• **What is expected**
Within the records below, find the line containing "Decode this image". Reproduce it and each line after it exactly, and nothing else.

• **Data to use**
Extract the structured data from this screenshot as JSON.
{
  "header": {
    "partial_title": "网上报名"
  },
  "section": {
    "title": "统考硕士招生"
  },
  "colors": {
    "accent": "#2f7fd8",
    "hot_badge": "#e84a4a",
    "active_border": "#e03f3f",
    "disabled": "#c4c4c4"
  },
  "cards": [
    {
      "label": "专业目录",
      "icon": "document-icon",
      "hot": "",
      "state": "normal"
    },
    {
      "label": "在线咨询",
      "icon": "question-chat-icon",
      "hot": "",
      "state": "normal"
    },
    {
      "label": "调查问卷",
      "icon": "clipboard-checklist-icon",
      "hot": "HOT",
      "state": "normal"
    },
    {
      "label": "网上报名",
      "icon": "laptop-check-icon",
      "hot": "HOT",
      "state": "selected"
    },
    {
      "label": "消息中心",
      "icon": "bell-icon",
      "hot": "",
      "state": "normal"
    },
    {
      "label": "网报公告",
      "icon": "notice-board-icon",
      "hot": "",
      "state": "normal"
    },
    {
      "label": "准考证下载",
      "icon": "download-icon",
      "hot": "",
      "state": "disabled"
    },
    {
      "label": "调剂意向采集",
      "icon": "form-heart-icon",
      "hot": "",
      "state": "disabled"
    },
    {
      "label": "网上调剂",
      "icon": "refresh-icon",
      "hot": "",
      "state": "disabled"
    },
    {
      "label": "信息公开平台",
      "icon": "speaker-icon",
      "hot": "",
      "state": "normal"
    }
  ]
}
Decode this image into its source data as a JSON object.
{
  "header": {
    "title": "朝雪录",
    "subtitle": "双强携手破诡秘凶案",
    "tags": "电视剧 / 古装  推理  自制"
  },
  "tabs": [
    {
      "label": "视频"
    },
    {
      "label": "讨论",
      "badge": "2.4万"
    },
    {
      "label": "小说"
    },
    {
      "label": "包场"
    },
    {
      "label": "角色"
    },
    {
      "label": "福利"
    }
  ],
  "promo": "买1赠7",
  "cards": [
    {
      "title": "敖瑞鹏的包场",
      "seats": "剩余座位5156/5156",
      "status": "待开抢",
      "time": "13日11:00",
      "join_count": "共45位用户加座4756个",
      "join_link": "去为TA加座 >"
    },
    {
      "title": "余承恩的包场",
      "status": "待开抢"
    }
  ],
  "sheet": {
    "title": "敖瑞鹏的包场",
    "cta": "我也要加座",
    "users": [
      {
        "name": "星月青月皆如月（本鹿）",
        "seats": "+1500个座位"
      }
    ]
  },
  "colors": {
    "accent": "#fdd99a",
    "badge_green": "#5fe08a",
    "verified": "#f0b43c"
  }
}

• **Exercise result**
Decode this image into its source data as a JSON object.
{
  "header": {
    "title": "朝雪录",
    "subtitle": "双强携手破诡秘凶案",
    "tags": "电视剧 / 古装  推理  自制"
  },
  "tabs": [
    {
      "label": "视频"
    },
    {
      "label": "讨论",
      "badge": "2.4万"
    },
    {
      "label": "小说"
    },
    {
      "label": "包场"
    },
    {
      "label": "角色"
    },
    {
      "label": "福利"
    }
  ],
  "promo": "买1赠7",
  "cards": [
    {
      "title": "敖瑞鹏的包场",
      "seats": "剩余座位5156/5156",
      "status": "待开抢",
      "time": "13日11:00",
      "join_count": "共45位用户加座4756个",
      "join_link": "去为TA加座 >"
    },
    {
      "title": "余承恩的包场",
      "status": "待开抢"
    }
  ],
  "sheet": {
    "title": "敖瑞鹏的包场",
    "cta": "我也要加座",
    "users": [
      {
        "name": "星月青月皆如月（本鹿）",
        "seats": "+1500个座位"
      }
    ]
  },
  "colors": {
    "accent": "#fdd99a",
    "badge_green": "#5fe08a",
    "verified": "#f0b43c"
  }
}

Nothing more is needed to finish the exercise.